— Appears in: Lost in the Whitewash : Aboriginal-Asian Encounters in Australia, 1901-2001 2003; (p. 143-162)
Peta Stephenson surveys Aboriginal-Asian cross-cultural production, considering representations of Aboriginal-Asian relations, influences on the construction of contemporary Aboriginality, and Aboriginal perceptions of Asian identity.
The Courier-Mail Book of the Year Shortlist [2000] Rosemary Sorensen , 2000 single work criticism
— Appears in: The Courier-Mail , 30 September 2000; (p. 5)
Negotiations of Violence and Anger in Aboriginal Novelist Melissa Lucashenko’s Hard Yards Anne Brewster , 2014 single work criticism
— Appears in: Contemporary Women's Writing , November vol. 8 no. 3 2014; (p. 339-353)

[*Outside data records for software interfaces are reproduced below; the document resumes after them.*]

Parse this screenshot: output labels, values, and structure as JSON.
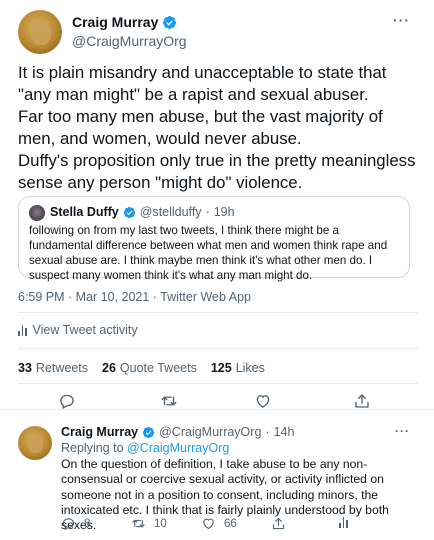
{
  "main_tweet": {
    "author_name": "Craig Murray",
    "author_handle": "@CraigMurrayOrg",
    "more_label": "···",
    "text_lines": [
      "It is plain misandry and unacceptable to state that \"any man might\" be a rapist and sexual abuser.",
      "Far too many men abuse, but the vast majority of men, and women,  would never abuse.",
      "Duffy's proposition only true in the pretty meaningless sense any person \"might do\" violence."
    ],
    "quoted": {
      "author_name": "Stella Duffy",
      "author_handle": "@stellduffy",
      "separator": "·",
      "age": "19h",
      "text": "following on from my last two tweets, I think there might be a fundamental difference between what men and women think rape and sexual abuse are. I think maybe men think it's what other men do. I suspect many women think it's what any man might do."
    },
    "timestamp": "6:59 PM · Mar 10, 2021 · Twitter Web App",
    "activity_label": "View Tweet activity",
    "stats": [
      {
        "count": "33",
        "label": "Retweets"
      },
      {
        "count": "26",
        "label": "Quote Tweets"
      },
      {
        "count": "125",
        "label": "Likes"
      }
    ],
    "action_icons": [
      "reply-icon",
      "retweet-icon",
      "like-icon",
      "share-icon"
    ]
  },
  "reply_tweet": {
    "author_name": "Craig Murray",
    "author_handle": "@CraigMurrayOrg",
    "separator": "·",
    "age": "14h",
    "more_label": "···",
    "replying_prefix": "Replying to",
    "replying_to": "@CraigMurrayOrg",
    "text": "On the question of definition, I take abuse to be any non-consensual or coercive sexual activity, or activity inflicted on someone not in a position to consent, including minors, the intoxicated etc. I think that is fairly plainly understood by both sexes.",
    "counts": {
      "replies": "8",
      "retweets": "10",
      "likes": "66"
    }
  },
  "colors": {
    "verified": "#1d9bf0",
    "link": "#1d9bf0",
    "muted": "#536471",
    "text": "#0f1419",
    "divider": "#e6ecf0"
  }
}
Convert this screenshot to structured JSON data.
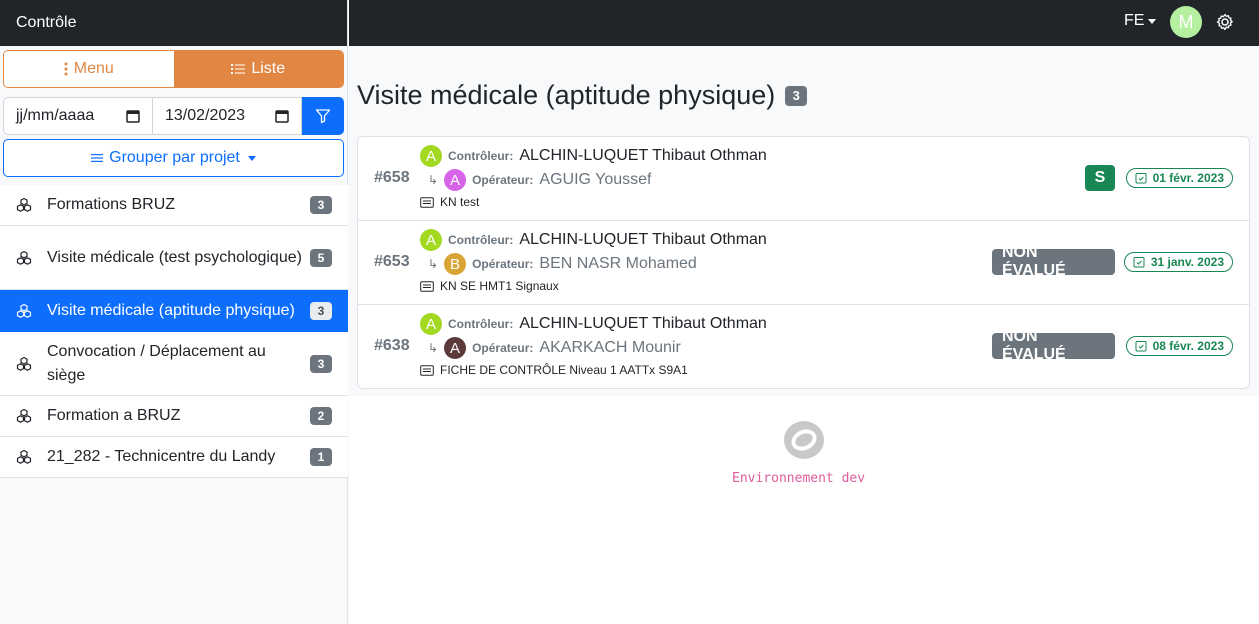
{
  "sidebar": {
    "title": "Contrôle",
    "modes": [
      {
        "label": "Menu",
        "icon": "vertical-dots-icon",
        "active": false
      },
      {
        "label": "Liste",
        "icon": "list-icon",
        "active": true
      }
    ],
    "date_from": {
      "value": "jj/mm/aaaa"
    },
    "date_to": {
      "value": "13/02/2023"
    },
    "group_button": "Grouper par projet",
    "projects": [
      {
        "label": "Formations BRUZ",
        "count": "3"
      },
      {
        "label": "Visite médicale (test psychologique)",
        "count": "5"
      },
      {
        "label": "Visite médicale (aptitude physique)",
        "count": "3",
        "active": true
      },
      {
        "label": "Convocation / Déplacement au siège",
        "count": "3"
      },
      {
        "label": "Formation a BRUZ",
        "count": "2"
      },
      {
        "label": "21_282 - Technicentre du Landy",
        "count": "1"
      }
    ]
  },
  "topbar": {
    "lang": "FE",
    "user_initial": "M"
  },
  "main": {
    "title": "Visite médicale (aptitude physique)",
    "count": "3",
    "controls": [
      {
        "id": "#658",
        "controller_role": "Contrôleur:",
        "controller_initial": "A",
        "controller_name": "ALCHIN-LUQUET Thibaut Othman",
        "operator_role": "Opérateur:",
        "operator_initial": "A",
        "operator_color": "#d763e8",
        "operator_name": "AGUIG Youssef",
        "form": "KN test",
        "status": "S",
        "status_color": "#198754",
        "date": "01 févr. 2023"
      },
      {
        "id": "#653",
        "controller_role": "Contrôleur:",
        "controller_initial": "A",
        "controller_name": "ALCHIN-LUQUET Thibaut Othman",
        "operator_role": "Opérateur:",
        "operator_initial": "B",
        "operator_color": "#d9a436",
        "operator_name": "BEN NASR Mohamed",
        "form": "KN SE HMT1 Signaux",
        "status": "NON ÉVALUÉ",
        "status_color": "#6c757d",
        "date": "31 janv. 2023"
      },
      {
        "id": "#638",
        "controller_role": "Contrôleur:",
        "controller_initial": "A",
        "controller_name": "ALCHIN-LUQUET Thibaut Othman",
        "operator_role": "Opérateur:",
        "operator_initial": "A",
        "operator_color": "#5c3a3a",
        "operator_name": "AKARKACH Mounir",
        "form": "FICHE DE CONTRÔLE Niveau 1 AATTx S9A1",
        "status": "NON ÉVALUÉ",
        "status_color": "#6c757d",
        "date": "08 févr. 2023"
      }
    ],
    "controller_color": "#a3d921",
    "env_label": "Environnement dev"
  }
}
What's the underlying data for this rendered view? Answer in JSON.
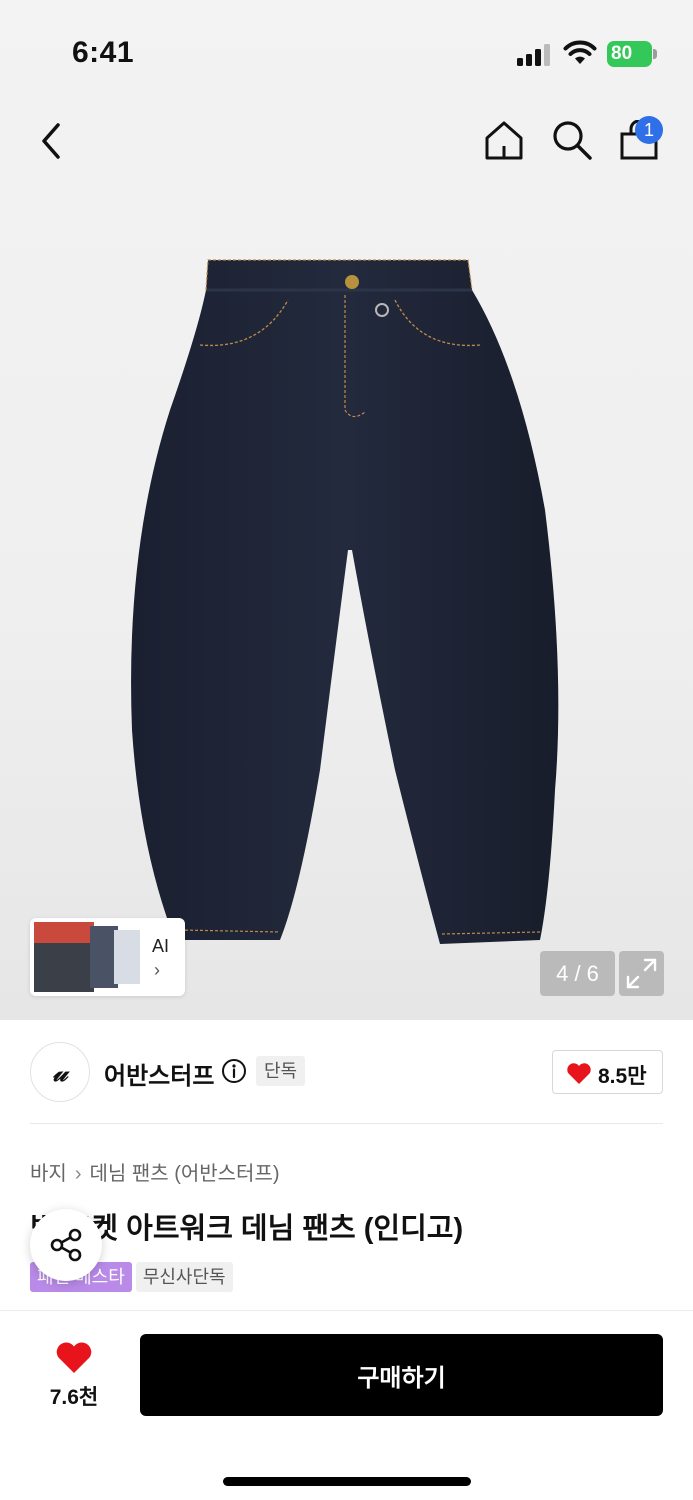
{
  "status_bar": {
    "time": "6:41",
    "battery": "80"
  },
  "nav": {
    "back_icon": "chevron-left-icon",
    "home_icon": "home-icon",
    "search_icon": "search-icon",
    "cart_icon": "shopping-bag-icon",
    "cart_badge": "1"
  },
  "gallery": {
    "ai_label": "AI",
    "ai_chevron": "›",
    "page_counter": "4 / 6",
    "expand_icon": "expand-icon"
  },
  "brand": {
    "logo_text": "𝓊",
    "name": "어반스터프",
    "info_icon": "info-icon",
    "exclusive_tag": "단독",
    "like_count": "8.5만"
  },
  "product": {
    "breadcrumb": [
      "바지",
      "데님 팬츠 (어반스터프)"
    ],
    "title": "빅 포켓 아트워크 데님 팬츠 (인디고)",
    "tags": [
      "패션 베스타",
      "무신사단독"
    ]
  },
  "bottom_bar": {
    "wish_count": "7.6천",
    "buy_label": "구매하기"
  },
  "colors": {
    "accent_blue": "#2f6fe8",
    "heart_red": "#e8141c",
    "tag_purple": "#b98ae8",
    "battery_green": "#34c759",
    "denim": "#1c2233"
  }
}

'This article analyzes a young Aboriginal man’s search to belong and the triangulated violence that complicates his relationship with his white father and the young men of the Aboriginal family that he seeks to join. It investigates how Roo and the young Aboriginal men struggle against the systemic racialized differentiation and segregation of white and black subjects and bodies. Roo, and the Aboriginal family into which he is eventually incorporated, negotiate his ambiguous whiteness and, with it, the legacy of the removal of Aboriginal children from their families. Roo’s story articulates a countervailing narrative to this assimilationist policy – a narrative of indigenous autonomy. The novel’s parallel but inverse story of Roo’s violent white policeman father, it is argued, figures a traumatized “mainstream” whiteness that refuses intersubjectivity with its racialized others. The affective labor that these two intertwined stories (Roo and his father and Roo and the young Aboriginal men) perform and the ways in which it positions white liberal readers and critics is examined. The analysis of the anger articulated in this novel cautions against first-world intellectuals’ identification with indigenous anger. It is argued that the novel’s affective labor defamiliarizes and functions as a readerly corrective to the universalism of whiteness.' (Publication abstract)
Last amended 9 Jun 2015 11:02:18
X